Suddenly programming is sexy. Codecademy is drawing hundreds of thousands to its online programming tutorials. “Those jumping on board say they are preparing for a future in which the Internet is the foundation for entertainment, education and nearly everything else … ensuring that they are not left in the dark ages,” says a recent New York Times piece.
The NYT’s Randall Stross went on to write about how “many professors of computer science say college graduates in every major should understand software fundamentals.” At parties these days, people are more impressed when I say I write apps than when I say I’ve had a few novels published. How weird is that?
Is this the long-fabled Triumph of the Geek? If so, it should seem unreservedly great to those of us who started programming when we were ten and haven’t much stopped since. So why does this sudden surge of enthusiasm make me feel so uneasy?

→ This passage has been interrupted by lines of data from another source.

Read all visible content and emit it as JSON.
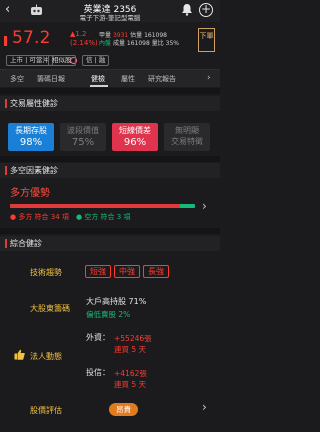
{
  "header": {
    "title": "英業達 2356",
    "subtitle": "電子下游-筆記型電腦"
  },
  "quote": {
    "price": "57.2",
    "change": "▲1.2",
    "change_pct": "(2.14%)",
    "stats_line1": [
      "甲量",
      "3931",
      "估量",
      "161098"
    ],
    "stats_line2": [
      "內盤",
      "成量",
      "161098",
      "量比",
      "35%"
    ],
    "buy_label": "下單"
  },
  "tags": {
    "market": "上市 | 可當沖",
    "margin": "信 | 融",
    "sector": "相似股"
  },
  "tabs": [
    "多空",
    "籌碼日報",
    "健檢",
    "屬性",
    "研究報告"
  ],
  "active_tab_index": 2,
  "sections": {
    "attributes": "交易屬性健診",
    "bullbear": "多空因素健診",
    "health": "綜合健診"
  },
  "attributes": [
    {
      "label": "長期存股",
      "value": "98%",
      "style": "blue"
    },
    {
      "label": "波段價值",
      "value": "75%",
      "style": "dim"
    },
    {
      "label": "短線價差",
      "value": "96%",
      "style": "pink"
    },
    {
      "label": "無明顯",
      "value": "交易特徵",
      "style": "dim"
    }
  ],
  "bullbear": {
    "title": "多方優勢",
    "bull_count_text": "● 多方 符合 34 項",
    "bear_count_text": "● 空方 符合 3 項",
    "bull_count": 34,
    "bear_count": 3
  },
  "health": {
    "trend_label": "技術趨勢",
    "trend_pills": [
      "短強",
      "中強",
      "長強"
    ],
    "holders_label": "大股東籌碼",
    "holders_line1": "大戶高持股 71%",
    "holders_line2": "偏低賣股 2%",
    "institution_label": "法人動態",
    "foreign_label": "外資：",
    "foreign_value": "+55246張",
    "foreign_days": "連買 5 天",
    "trust_label": "投信：",
    "trust_value": "+4162張",
    "trust_days": "連買 5 天",
    "valuation_label": "股價評估",
    "valuation_value": "昂貴"
  },
  "colors": {
    "up": "#ff3b30",
    "down": "#17b978",
    "gold": "#f0c040",
    "blue": "#1a7fd6",
    "pink": "#e0334d"
  }
}
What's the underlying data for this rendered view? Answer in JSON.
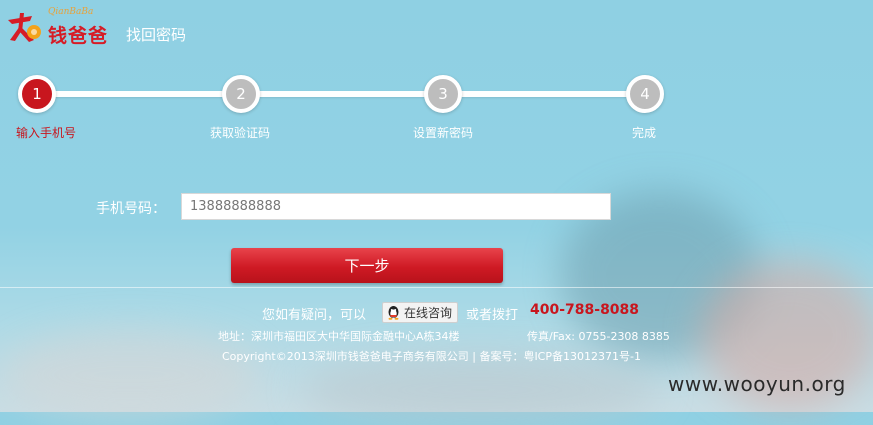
{
  "header": {
    "logo_sub": "QianBaBa",
    "logo_text": "钱爸爸",
    "page_title": "找回密码"
  },
  "steps": [
    {
      "number": "1",
      "label": "输入手机号",
      "state": "active"
    },
    {
      "number": "2",
      "label": "获取验证码",
      "state": "inactive"
    },
    {
      "number": "3",
      "label": "设置新密码",
      "state": "inactive"
    },
    {
      "number": "4",
      "label": "完成",
      "state": "inactive"
    }
  ],
  "form": {
    "phone_label": "手机号码：",
    "phone_value": "13888888888",
    "next_label": "下一步"
  },
  "footer": {
    "help_prefix": "您如有疑问，可以",
    "qq_label": "在线咨询",
    "help_mid": "或者拨打",
    "hotline": "400-788-8088",
    "address": "地址：深圳市福田区大中华国际金融中心A栋34楼",
    "fax": "传真/Fax: 0755-2308 8385",
    "copyright": "Copyright©2013深圳市钱爸爸电子商务有限公司 | 备案号：粤ICP备13012371号-1"
  },
  "watermark": "www.wooyun.org",
  "colors": {
    "accent": "#c8161e",
    "active_step": "#c8161e",
    "inactive_step": "#bdbdbd",
    "background": "#8fd0e3"
  }
}
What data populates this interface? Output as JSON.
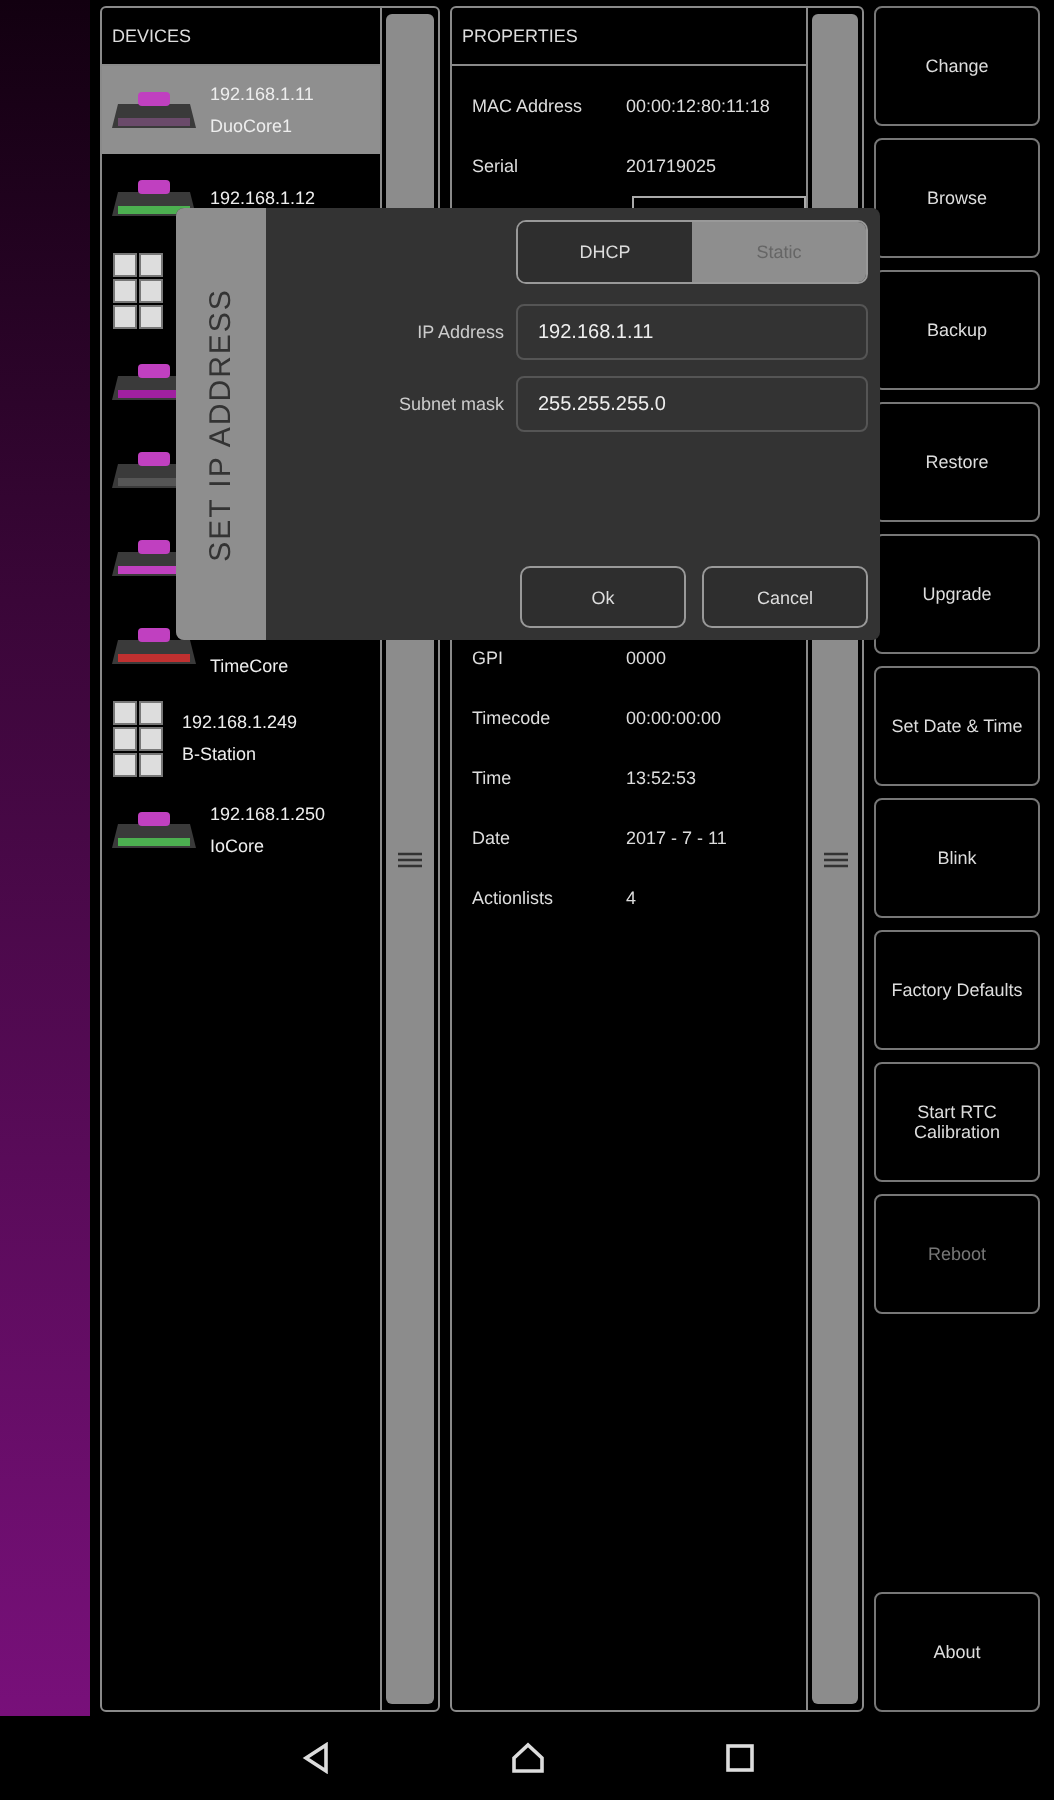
{
  "devices": {
    "title": "DEVICES",
    "items": [
      {
        "kind": "unit",
        "ip": "192.168.1.11",
        "name": "DuoCore1",
        "selected": true,
        "color": "#6a4a6a"
      },
      {
        "kind": "unit",
        "ip": "192.168.1.12",
        "selected": false,
        "color": "#4caf50"
      },
      {
        "kind": "stack",
        "selected": false
      },
      {
        "kind": "unit",
        "selected": false,
        "color": "#a020a0"
      },
      {
        "kind": "unit",
        "selected": false,
        "color": "#555555"
      },
      {
        "kind": "unit",
        "selected": false,
        "color": "#c040c0"
      },
      {
        "kind": "unit",
        "name": "TimeCore",
        "selected": false,
        "color": "#c03030"
      },
      {
        "kind": "stack",
        "ip": "192.168.1.249",
        "name": "B-Station",
        "selected": false
      },
      {
        "kind": "unit",
        "ip": "192.168.1.250",
        "name": "IoCore",
        "selected": false,
        "color": "#4caf50"
      }
    ]
  },
  "properties": {
    "title": "PROPERTIES",
    "top_rows": [
      {
        "label": "MAC Address",
        "value": "00:00:12:80:11:18"
      },
      {
        "label": "Serial",
        "value": "201719025"
      }
    ],
    "bottom_rows": [
      {
        "label": "GPI",
        "value": "0000"
      },
      {
        "label": "Timecode",
        "value": "00:00:00:00"
      },
      {
        "label": "Time",
        "value": "13:52:53"
      },
      {
        "label": "Date",
        "value": "2017 - 7 - 11"
      },
      {
        "label": "Actionlists",
        "value": "4"
      }
    ]
  },
  "actions": [
    {
      "label": "Change",
      "disabled": false
    },
    {
      "label": "Browse",
      "disabled": false
    },
    {
      "label": "Backup",
      "disabled": false
    },
    {
      "label": "Restore",
      "disabled": false
    },
    {
      "label": "Upgrade",
      "disabled": false
    },
    {
      "label": "Set Date & Time",
      "disabled": false
    },
    {
      "label": "Blink",
      "disabled": false
    },
    {
      "label": "Factory Defaults",
      "disabled": false
    },
    {
      "label": "Start RTC Calibration",
      "disabled": false
    },
    {
      "label": "Reboot",
      "disabled": true
    }
  ],
  "about": {
    "label": "About",
    "disabled": false
  },
  "dialog": {
    "title": "SET IP ADDRESS",
    "modes": [
      {
        "label": "DHCP",
        "selected": true
      },
      {
        "label": "Static",
        "selected": false
      }
    ],
    "fields": [
      {
        "label": "IP Address",
        "value": "192.168.1.11"
      },
      {
        "label": "Subnet mask",
        "value": "255.255.255.0"
      }
    ],
    "buttons": [
      "Ok",
      "Cancel"
    ]
  }
}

Modern scientific and engineering research relies heavily on computer programs, which analyze experimental data and run simulations. In fact, you would be hard-pressed to find a scientific paper (outside of pure theory) that didn’t involve code in some way. Unfortunately, most code written for research remains closed, even if the code itself is the subject of a published scientific paper. According to an editorial in Nature, this hinders reproducibility, a fundamental principle of the scientific method.

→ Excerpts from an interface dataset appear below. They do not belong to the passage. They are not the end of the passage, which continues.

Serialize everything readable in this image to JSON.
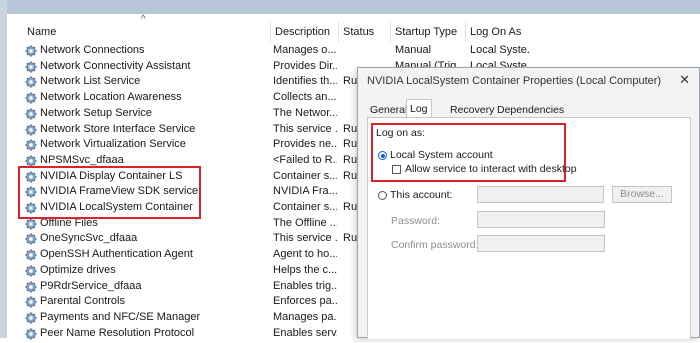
{
  "columns": [
    "Name",
    "Description",
    "Status",
    "Startup Type",
    "Log On As"
  ],
  "services": [
    {
      "name": "Network Connections",
      "description": "Manages o...",
      "status": "",
      "startup": "Manual",
      "logon": "Local Syste..."
    },
    {
      "name": "Network Connectivity Assistant",
      "description": "Provides Dir...",
      "status": "",
      "startup": "Manual (Trig...",
      "logon": "Local Syste..."
    },
    {
      "name": "Network List Service",
      "description": "Identifies th...",
      "status": "Run",
      "startup": "",
      "logon": ""
    },
    {
      "name": "Network Location Awareness",
      "description": "Collects an...",
      "status": "",
      "startup": "",
      "logon": ""
    },
    {
      "name": "Network Setup Service",
      "description": "The Networ...",
      "status": "",
      "startup": "",
      "logon": ""
    },
    {
      "name": "Network Store Interface Service",
      "description": "This service ...",
      "status": "Run",
      "startup": "",
      "logon": ""
    },
    {
      "name": "Network Virtualization Service",
      "description": "Provides ne...",
      "status": "Run",
      "startup": "",
      "logon": ""
    },
    {
      "name": "NPSMSvc_dfaaa",
      "description": "<Failed to R...",
      "status": "Run",
      "startup": "",
      "logon": ""
    },
    {
      "name": "NVIDIA Display Container LS",
      "description": "Container s...",
      "status": "Run",
      "startup": "",
      "logon": ""
    },
    {
      "name": "NVIDIA FrameView SDK service",
      "description": "NVIDIA Fra...",
      "status": "",
      "startup": "",
      "logon": ""
    },
    {
      "name": "NVIDIA LocalSystem Container",
      "description": "Container s...",
      "status": "Run",
      "startup": "",
      "logon": ""
    },
    {
      "name": "Offline Files",
      "description": "The Offline ...",
      "status": "",
      "startup": "",
      "logon": ""
    },
    {
      "name": "OneSyncSvc_dfaaa",
      "description": "This service ...",
      "status": "Run",
      "startup": "",
      "logon": ""
    },
    {
      "name": "OpenSSH Authentication Agent",
      "description": "Agent to ho...",
      "status": "",
      "startup": "",
      "logon": ""
    },
    {
      "name": "Optimize drives",
      "description": "Helps the c...",
      "status": "",
      "startup": "",
      "logon": ""
    },
    {
      "name": "P9RdrService_dfaaa",
      "description": "Enables trig...",
      "status": "",
      "startup": "",
      "logon": ""
    },
    {
      "name": "Parental Controls",
      "description": "Enforces pa...",
      "status": "",
      "startup": "",
      "logon": ""
    },
    {
      "name": "Payments and NFC/SE Manager",
      "description": "Manages pa...",
      "status": "",
      "startup": "",
      "logon": ""
    },
    {
      "name": "Peer Name Resolution Protocol",
      "description": "Enables serv...",
      "status": "",
      "startup": "",
      "logon": ""
    }
  ],
  "dialog": {
    "title": "NVIDIA LocalSystem Container Properties (Local Computer)",
    "close_glyph": "✕",
    "tabs": [
      "General",
      "Log On",
      "Recovery",
      "Dependencies"
    ],
    "logon_label": "Log on as:",
    "local_system": "Local System account",
    "allow_interact": "Allow service to interact with desktop",
    "this_account": "This account:",
    "browse": "Browse...",
    "password": "Password:",
    "confirm_password": "Confirm password:"
  },
  "colors": {
    "highlight": "#d9242a",
    "radio_selected": "#1560d4"
  },
  "icons": {
    "service": "gear-icon",
    "sort": "sort-up-icon"
  }
}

Reproducibility refers to the ability to repeat some work and obtain similar results. It is especially important when the results are unexpected or appear to defy accepted theories (for example, the recent faster-than-light neutrinos). Scientific papers include detailed descriptions of experimental methods—sometimes down to the specific equipment used—so that others can independently verify results and build upon the work.

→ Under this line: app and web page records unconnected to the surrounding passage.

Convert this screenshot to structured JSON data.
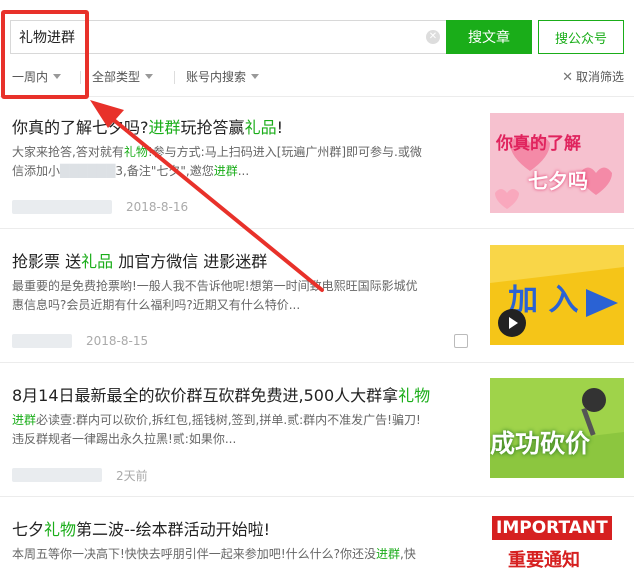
{
  "search": {
    "query": "礼物进群",
    "btn_article": "搜文章",
    "btn_account": "搜公众号"
  },
  "filters": {
    "time": "一周内",
    "type": "全部类型",
    "account": "账号内搜索",
    "cancel": "取消筛选"
  },
  "results": [
    {
      "title_parts": [
        "你真的了解",
        "七夕",
        "吗?",
        "进群",
        "玩抢答赢",
        "礼品",
        "!"
      ],
      "snippet_line1": [
        "大家来抢答,答对就有",
        "礼物",
        "!参与方式:马上扫码进入[玩遍广州群]即可参与.或微"
      ],
      "snippet_line2": [
        "信添加小",
        "██████",
        "3,备注\"七夕\",邀您",
        "进群",
        "..."
      ],
      "date": "2018-8-16",
      "thumb": {
        "line1": "你真的了解",
        "line2": "七夕吗"
      }
    },
    {
      "title_parts": [
        "抢影票 送",
        "礼品",
        " 加官方微信 进影迷群"
      ],
      "snippet_line1": [
        "最重要的是免费抢票哟!一般人我不告诉他呢!想第一时间致电熙旺国际影城优"
      ],
      "snippet_line2": [
        "惠信息吗?会员近期有什么福利吗?近期又有什么特价..."
      ],
      "date": "2018-8-15",
      "thumb": {
        "line1": "加 入"
      }
    },
    {
      "title_parts": [
        "8月14日最新最全的砍价群互砍群免费进,500人大群拿",
        "礼物"
      ],
      "snippet_line1": [
        "进群",
        "必读壹:群内可以砍价,拆红包,摇钱树,签到,拼单.贰:群内不准发广告!骗刀!"
      ],
      "snippet_line2": [
        "违反群规者一律踢出永久拉黑!贰:如果你..."
      ],
      "date": "2天前",
      "thumb": {
        "line1": "成功砍价"
      }
    },
    {
      "title_parts": [
        "七夕",
        "礼物",
        "第二波--绘本群活动开始啦!"
      ],
      "snippet_line1": [
        "本周五等你一决高下!快快去呼朋引伴一起来参加吧!什么什么?你还没",
        "进群",
        ",快"
      ],
      "thumb": {
        "line1": "IMPORTANT",
        "line2": "重要通知"
      }
    }
  ],
  "colors": {
    "accent": "#1aad19",
    "highlight": "#e8312a"
  }
}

Reproducibility becomes more difficult when results rely on software. The authors of the editorial argue that, unless research code is open sourced, reproducing results on different software/hardware configurations is impossible. The lack of access to the code also keeps independent researchers from checking minor portions of programs (such as sets of equations) against their own work.
Continue reading :http://arstechnica.com/science/news/2012/02/science-code-should-be-open-source-according-to-editorial.ars
It seems learning to code has become a theme in 2012, and the demand is being met by Code Year and others. I want to reflect on my experience as a non-technical person we should stick what we are good at, and not waste time learning to code.
So, should people who can’t write code do a startup? This is tricky. I dont want to discourage people but from my personal expereinces it doesnt seem quite easy for non tech guys, including me 🙁 The process of iteration is far easier if you, the person with the idea, can actually code it and that’s what ultimately makes a startup turn into a successful business: iterating to get to product/market fit.
Running a business is a repeatable skill; if you’ve done one well, you should be able to do another well. But a startup isn’t a business, yet; it’s an idea which may or may not work, and all the traditional business skills you’ve got don’t count. The problem with non-technical founders is that they don’t know what they don’t know, until they’re in way too deep.
I know many people who were inspired after they watched ‘ The Social Network’. The Social Network is a great movie, and for many people quite inspiring as it tells the exciting story of how Mark Zuckerberg built it when he started at the age of 19 in his Harvard dorm room. But when you watch the film please remember that Mark Zuckerberg is both an exceptional individual, and a very skilled computer scientist. But it wasn’t his idea; it was the Winklevii, those famous programmers Olympic athletes. That’s why everyone says execution is everything, not the idea itself.